Girls golf makes history

Sophomore Kacie Moon takes a practice putt to prepare for her birdie putt on the green of The Glen Club’s second hole. Moon shot a 73 at the Prep Showcase Tournament at Hickory Point on Aug. 12, her second lowest score of the season. Photo by Maddie Grabowski

Sophomore Kacie Moon takes a practice putt to prepare for her birdie putt on the green of The Glen Club’s second hole. Moon shot a 73 at the Prep Showcase Tournament at Hickory Point on Aug. 12, her second lowest score of the season. Photo by Maddie Grabowski

As she approached the last hole of the state tournament, sophomore Kacie Moon was faced with some obstacles. From the view of the tee box, there was a creek to the left and a fairway bunker to the right. Driving the ball off the tee, Moon sliced it, and the ball faded to the right of the fairway into the trees. Using a punch shot to hit the ball out from under the trees, Moon was able to save for par to finish the tournament with a 147 over the course of two days which is three over par.

“That [hole] also helped us tie Stevenson, and actually I had to make that [par] to place top 10 individually,” Moon said.

To break the tie between Glenbrook North and Stevenson, the fifth best score from each team was added to the team’s overall score, resulting in GBN getting third place by one stroke.

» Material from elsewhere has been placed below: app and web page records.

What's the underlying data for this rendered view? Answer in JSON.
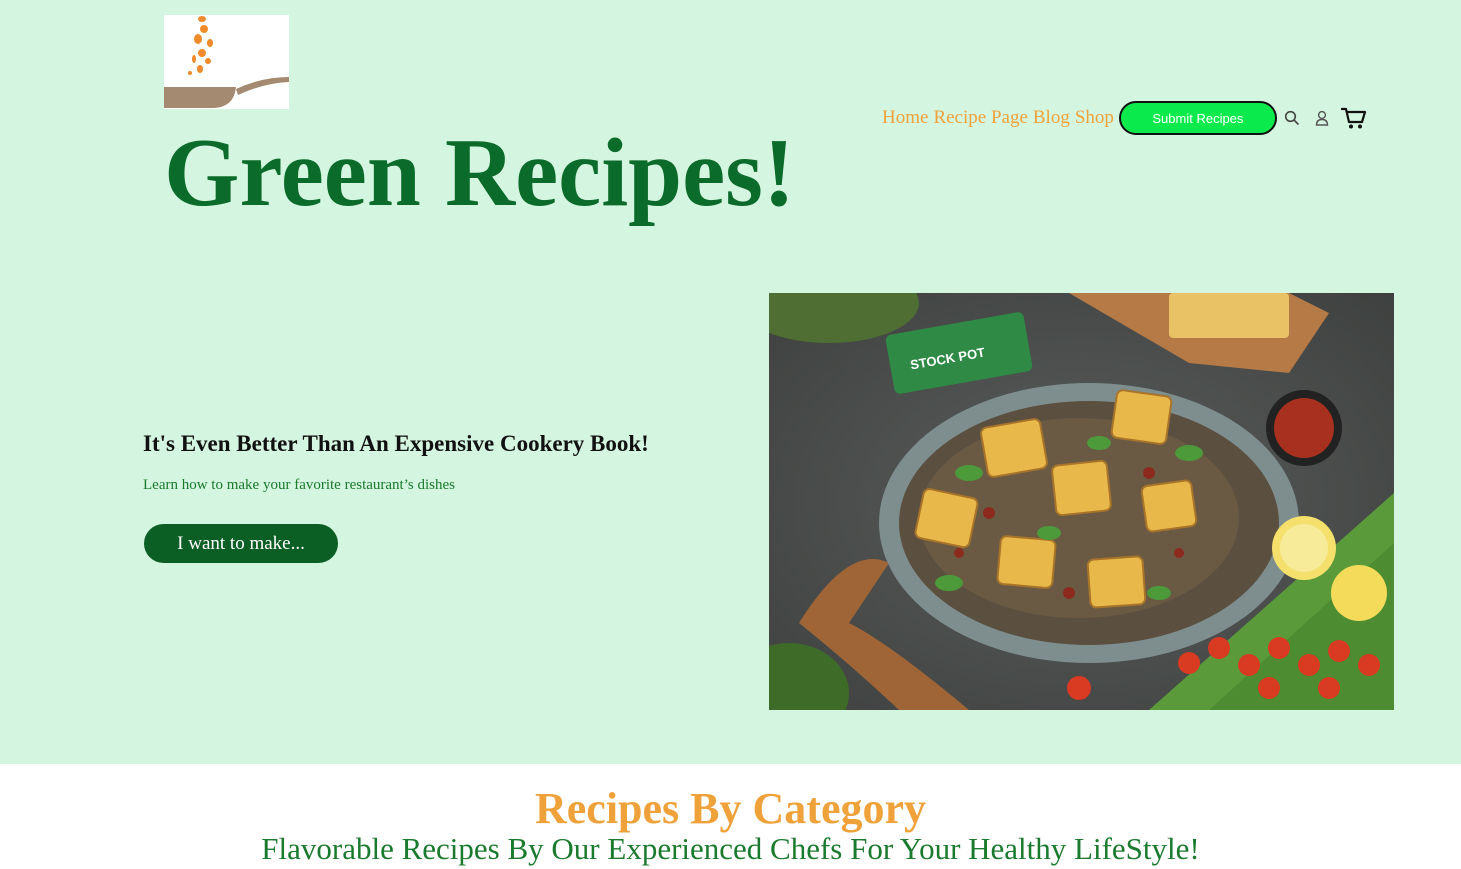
{
  "header": {
    "site_title": "Green Recipes!",
    "nav": [
      {
        "label": "Home"
      },
      {
        "label": "Recipe Page"
      },
      {
        "label": "Blog"
      },
      {
        "label": "Shop"
      }
    ],
    "submit_button": "Submit Recipes",
    "icons": [
      "search-icon",
      "account-icon",
      "cart-icon"
    ]
  },
  "hero": {
    "heading": "It's Even Better Than An Expensive Cookery Book!",
    "subheading": "Learn how to make your favorite restaurant’s dishes",
    "cta": "I want to make...",
    "image_label": "STOCK POT"
  },
  "categories": {
    "title": "Recipes By Category",
    "subtitle": "Flavorable Recipes By Our Experienced Chefs For Your Healthy LifeStyle!"
  },
  "colors": {
    "hero_bg": "#d4f5df",
    "title_green": "#0b6b2a",
    "nav_orange": "#f0a23a",
    "submit_green": "#0aea4d",
    "cta_green": "#0b5e24"
  }
}
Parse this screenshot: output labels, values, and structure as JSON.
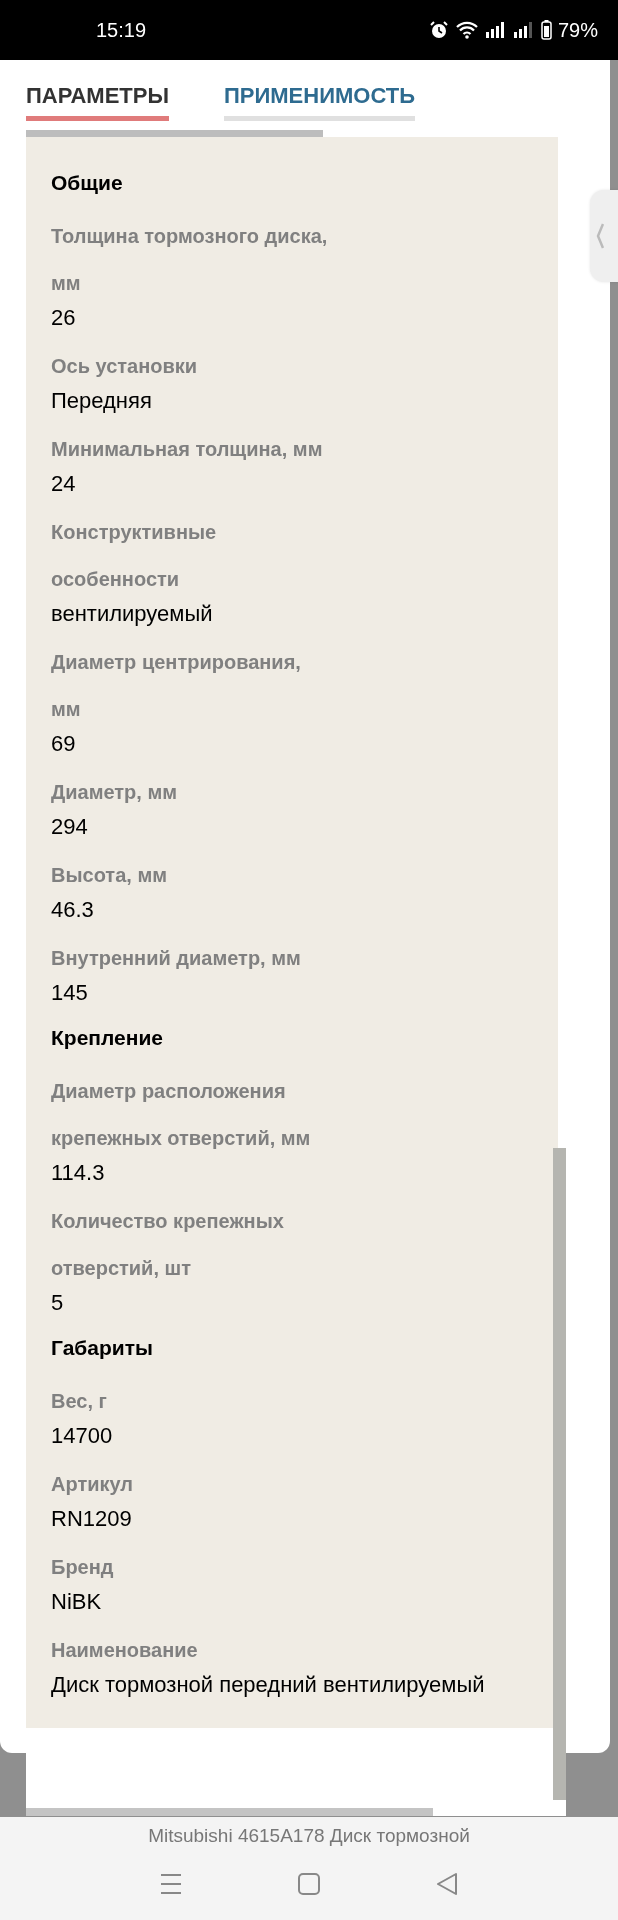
{
  "status_bar": {
    "time": "15:19",
    "battery": "79%"
  },
  "tabs": [
    {
      "label": "ПАРАМЕТРЫ",
      "selected": true
    },
    {
      "label": "ПРИМЕНИМОСТЬ",
      "selected": false
    }
  ],
  "sections": [
    {
      "title": "Общие",
      "rows": [
        {
          "label": [
            "Толщина тормозного диска,",
            "мм"
          ],
          "value": "26"
        },
        {
          "label": [
            "Ось установки"
          ],
          "value": "Передняя"
        },
        {
          "label": [
            "Минимальная толщина, мм"
          ],
          "value": "24"
        },
        {
          "label": [
            "Конструктивные",
            "особенности"
          ],
          "value": "вентилируемый"
        },
        {
          "label": [
            "Диаметр центрирования,",
            "мм"
          ],
          "value": "69"
        },
        {
          "label": [
            "Диаметр, мм"
          ],
          "value": "294"
        },
        {
          "label": [
            "Высота, мм"
          ],
          "value": "46.3"
        },
        {
          "label": [
            "Внутренний диаметр, мм"
          ],
          "value": "145"
        }
      ]
    },
    {
      "title": "Крепление",
      "rows": [
        {
          "label": [
            "Диаметр расположения",
            "крепежных отверстий, мм"
          ],
          "value": "114.3"
        },
        {
          "label": [
            "Количество крепежных",
            "отверстий, шт"
          ],
          "value": "5"
        }
      ]
    },
    {
      "title": "Габариты",
      "rows": [
        {
          "label": [
            "Вес, г"
          ],
          "value": "14700"
        },
        {
          "label": [
            "Артикул"
          ],
          "value": "RN1209"
        },
        {
          "label": [
            "Бренд"
          ],
          "value": "NiBK"
        },
        {
          "label": [
            "Наименование"
          ],
          "value": "Диск тормозной передний вентилируемый"
        }
      ]
    }
  ],
  "footer": {
    "caption": "Mitsubishi 4615A178 Диск тормозной"
  }
}
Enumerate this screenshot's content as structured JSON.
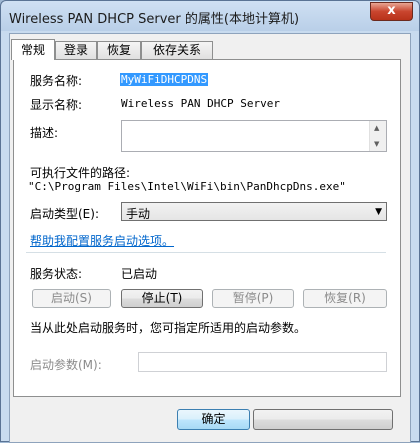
{
  "window": {
    "title": "Wireless PAN DHCP Server 的属性(本地计算机)",
    "close_glyph": "x"
  },
  "tabs": [
    {
      "label": "常规",
      "active": true
    },
    {
      "label": "登录",
      "active": false
    },
    {
      "label": "恢复",
      "active": false
    },
    {
      "label": "依存关系",
      "active": false
    }
  ],
  "general": {
    "service_name_label": "服务名称:",
    "service_name_value": "MyWiFiDHCPDNS",
    "display_name_label": "显示名称:",
    "display_name_value": "Wireless PAN DHCP Server",
    "description_label": "描述:",
    "exe_path_label": "可执行文件的路径:",
    "exe_path_value": "\"C:\\Program Files\\Intel\\WiFi\\bin\\PanDhcpDns.exe\"",
    "startup_type_label": "启动类型(E):",
    "startup_type_value": "手动",
    "help_link": "帮助我配置服务启动选项。",
    "status_label": "服务状态:",
    "status_value": "已启动",
    "buttons": {
      "start": "启动(S)",
      "stop": "停止(T)",
      "pause": "暂停(P)",
      "resume": "恢复(R)"
    },
    "hint_text": "当从此处启动服务时，您可指定所适用的启动参数。",
    "start_params_label": "启动参数(M):"
  },
  "footer": {
    "ok_label": "确定"
  }
}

The third place state trophy is the first girls golf state trophy in team history, and the first state trophy earned by a girls athletic team since 1987.

The team was faced with some cold weather at the state tournament.

“I didn’t play too well on the first few holes because I was wearing too many layers,” freshman Martha Kuwahara said. 

Over the two days of competition, Kuwahara and Moon tied for 8th place individually with a score of 147, just three over par.

The team had a fantastic season winning all conference matches and finishing first in the conference tournament, regionals and sectionals, head coach Mike Schroeder said. 

“[The golfers on the team] play [in] outside tournaments and practice on their own,” said Schroeder. “I think that year-round dedication to the sport is really what gave them the edge.”